By Chris Reinolds
Composting can be as simple or as complicated as you make it. From piling green and brown things in a corner of the yard
to buying that perfect compost bin, you’ll generate the same end result. Those of us who turn and nurture our piles can expect more compost in a faster time period, but regardless our gardens will benefit from a little or a lot.
There are a variety of containers and methods to composting. They include:
- Plastic bins/barrels.
- Wire mesh enclosures and loose piles.
- Worm composters.
- Indoor composters, even motorized filter composters.
Gardening experts lean toward the simpler methods of piles and outdoor enclosures. Closed systems require more turning because there isn’t as much air and water.
The enclosures and bins are mainly to prevent rodents and other animals from getting into the compost, which may be more of a concern in dense urban areas. Homeowners in the suburbs or rural areas can use compost piles without much animal interference.
If you use the pile method, experts say to add dry materials around the outside of the pile to reduce smells.
Sam Hartman, program coordinator for The Ecology Center of San Francisco, suggests a simple approach. Begin with a 3 foot by 3 foot square area in your yard. Enclose it with wood posts and wire mesh.
The University of Missouri extension service provides illustrations and instructions this type of compost pile, and others, including using an old barrel to make a spinning composter. The churnable composter will work more quicker.
But because it may be easier to stick with a looser routine, many gardeners say stick close to the ground with this earthy process. Like Hartman, Georgia gardening expert, author and television show host Walter Reeves also advocates simplicity. He suggests homeowners pile compost in the corner of their yard where two fences intersect.
But Reeves cautions gardeners not to rely solely on compost to create a bountiful harvest. Make sure to add soil conditioners to your garden beds.
“(Compost) is a component of your garden, but it will not produce the volume to satisfy all your needs. Adding compost to the soil is gonna really jump start the flower bed or vegetable process,” he added.
After you’ve secured a container, you’ll need a pitchfork or large stick and a pail to collect kitchen scraps.
Once you start collecting food scraps, you may want to make a small investment in a composting pail.
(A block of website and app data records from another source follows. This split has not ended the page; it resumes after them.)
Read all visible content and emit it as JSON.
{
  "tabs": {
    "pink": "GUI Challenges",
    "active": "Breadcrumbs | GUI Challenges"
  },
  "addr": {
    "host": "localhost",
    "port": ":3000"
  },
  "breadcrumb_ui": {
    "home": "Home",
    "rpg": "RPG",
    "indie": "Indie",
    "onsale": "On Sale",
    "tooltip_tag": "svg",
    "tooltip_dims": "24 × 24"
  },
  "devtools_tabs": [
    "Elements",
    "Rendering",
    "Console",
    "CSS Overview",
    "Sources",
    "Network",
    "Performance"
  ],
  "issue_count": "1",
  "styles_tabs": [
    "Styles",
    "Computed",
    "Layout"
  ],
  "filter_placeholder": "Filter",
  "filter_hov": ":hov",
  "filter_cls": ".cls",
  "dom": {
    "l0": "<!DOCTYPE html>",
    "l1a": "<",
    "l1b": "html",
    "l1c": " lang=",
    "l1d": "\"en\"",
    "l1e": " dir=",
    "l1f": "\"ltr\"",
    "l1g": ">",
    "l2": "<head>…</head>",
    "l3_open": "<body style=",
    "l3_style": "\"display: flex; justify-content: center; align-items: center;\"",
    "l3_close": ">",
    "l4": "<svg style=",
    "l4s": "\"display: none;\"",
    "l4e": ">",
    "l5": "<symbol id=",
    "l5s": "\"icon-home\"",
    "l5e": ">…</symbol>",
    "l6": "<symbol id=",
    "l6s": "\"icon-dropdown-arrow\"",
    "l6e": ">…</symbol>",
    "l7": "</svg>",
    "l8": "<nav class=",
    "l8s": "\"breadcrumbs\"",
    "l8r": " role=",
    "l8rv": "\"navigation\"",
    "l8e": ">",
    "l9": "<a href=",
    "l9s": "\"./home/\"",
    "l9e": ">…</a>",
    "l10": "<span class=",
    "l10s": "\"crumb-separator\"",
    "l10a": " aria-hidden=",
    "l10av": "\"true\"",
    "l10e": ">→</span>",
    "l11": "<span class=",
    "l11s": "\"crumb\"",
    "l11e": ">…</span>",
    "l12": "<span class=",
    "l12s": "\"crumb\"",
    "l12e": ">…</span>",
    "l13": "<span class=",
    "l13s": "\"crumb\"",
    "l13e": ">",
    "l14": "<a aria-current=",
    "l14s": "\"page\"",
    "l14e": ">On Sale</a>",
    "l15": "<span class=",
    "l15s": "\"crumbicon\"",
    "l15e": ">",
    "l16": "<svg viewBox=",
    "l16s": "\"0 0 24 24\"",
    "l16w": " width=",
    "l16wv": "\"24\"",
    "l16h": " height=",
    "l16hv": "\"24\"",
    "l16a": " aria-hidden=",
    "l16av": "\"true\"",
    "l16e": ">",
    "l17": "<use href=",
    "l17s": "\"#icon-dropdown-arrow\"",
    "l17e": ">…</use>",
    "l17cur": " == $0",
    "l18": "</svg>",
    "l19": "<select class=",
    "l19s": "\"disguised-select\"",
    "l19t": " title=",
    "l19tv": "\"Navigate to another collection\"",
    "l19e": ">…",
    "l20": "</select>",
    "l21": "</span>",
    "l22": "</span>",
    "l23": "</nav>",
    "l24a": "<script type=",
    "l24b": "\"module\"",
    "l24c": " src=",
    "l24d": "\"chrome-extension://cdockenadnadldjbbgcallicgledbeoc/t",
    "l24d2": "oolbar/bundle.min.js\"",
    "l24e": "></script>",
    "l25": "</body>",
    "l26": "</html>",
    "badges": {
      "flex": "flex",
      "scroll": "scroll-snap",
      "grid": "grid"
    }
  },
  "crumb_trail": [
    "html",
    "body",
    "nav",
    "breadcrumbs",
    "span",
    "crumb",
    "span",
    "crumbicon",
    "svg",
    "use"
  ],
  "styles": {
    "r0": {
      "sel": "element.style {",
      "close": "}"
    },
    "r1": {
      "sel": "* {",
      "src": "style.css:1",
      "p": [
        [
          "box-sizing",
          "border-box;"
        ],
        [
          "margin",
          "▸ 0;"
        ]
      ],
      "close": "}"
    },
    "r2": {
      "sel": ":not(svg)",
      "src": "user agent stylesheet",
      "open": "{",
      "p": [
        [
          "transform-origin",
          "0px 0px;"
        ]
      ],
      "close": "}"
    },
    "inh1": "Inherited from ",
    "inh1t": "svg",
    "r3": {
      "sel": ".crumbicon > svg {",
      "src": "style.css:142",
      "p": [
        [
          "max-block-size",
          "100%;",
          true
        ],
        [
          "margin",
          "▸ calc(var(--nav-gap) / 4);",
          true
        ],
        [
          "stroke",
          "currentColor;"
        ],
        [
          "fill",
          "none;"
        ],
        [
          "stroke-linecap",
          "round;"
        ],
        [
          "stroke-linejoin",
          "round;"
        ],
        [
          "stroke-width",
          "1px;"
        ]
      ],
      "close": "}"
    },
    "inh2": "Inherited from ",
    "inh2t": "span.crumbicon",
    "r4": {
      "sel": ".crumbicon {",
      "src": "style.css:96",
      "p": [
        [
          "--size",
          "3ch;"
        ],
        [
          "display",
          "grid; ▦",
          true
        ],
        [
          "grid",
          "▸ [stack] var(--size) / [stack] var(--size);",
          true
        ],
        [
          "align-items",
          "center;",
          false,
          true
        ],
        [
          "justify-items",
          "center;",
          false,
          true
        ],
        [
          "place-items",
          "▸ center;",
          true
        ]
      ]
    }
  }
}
These pails, which include carbon filters to destroy any smells, are pretty enough to sit on your kitchen counter and start around $20. Some choices can be found at Gardeners.com, or any of a dozen gardening supply stores online.
Clean Air Gardening offers a bamboo scrap pail with a place for charcoal filters in the lid, a nice combination of design and sustainable materials.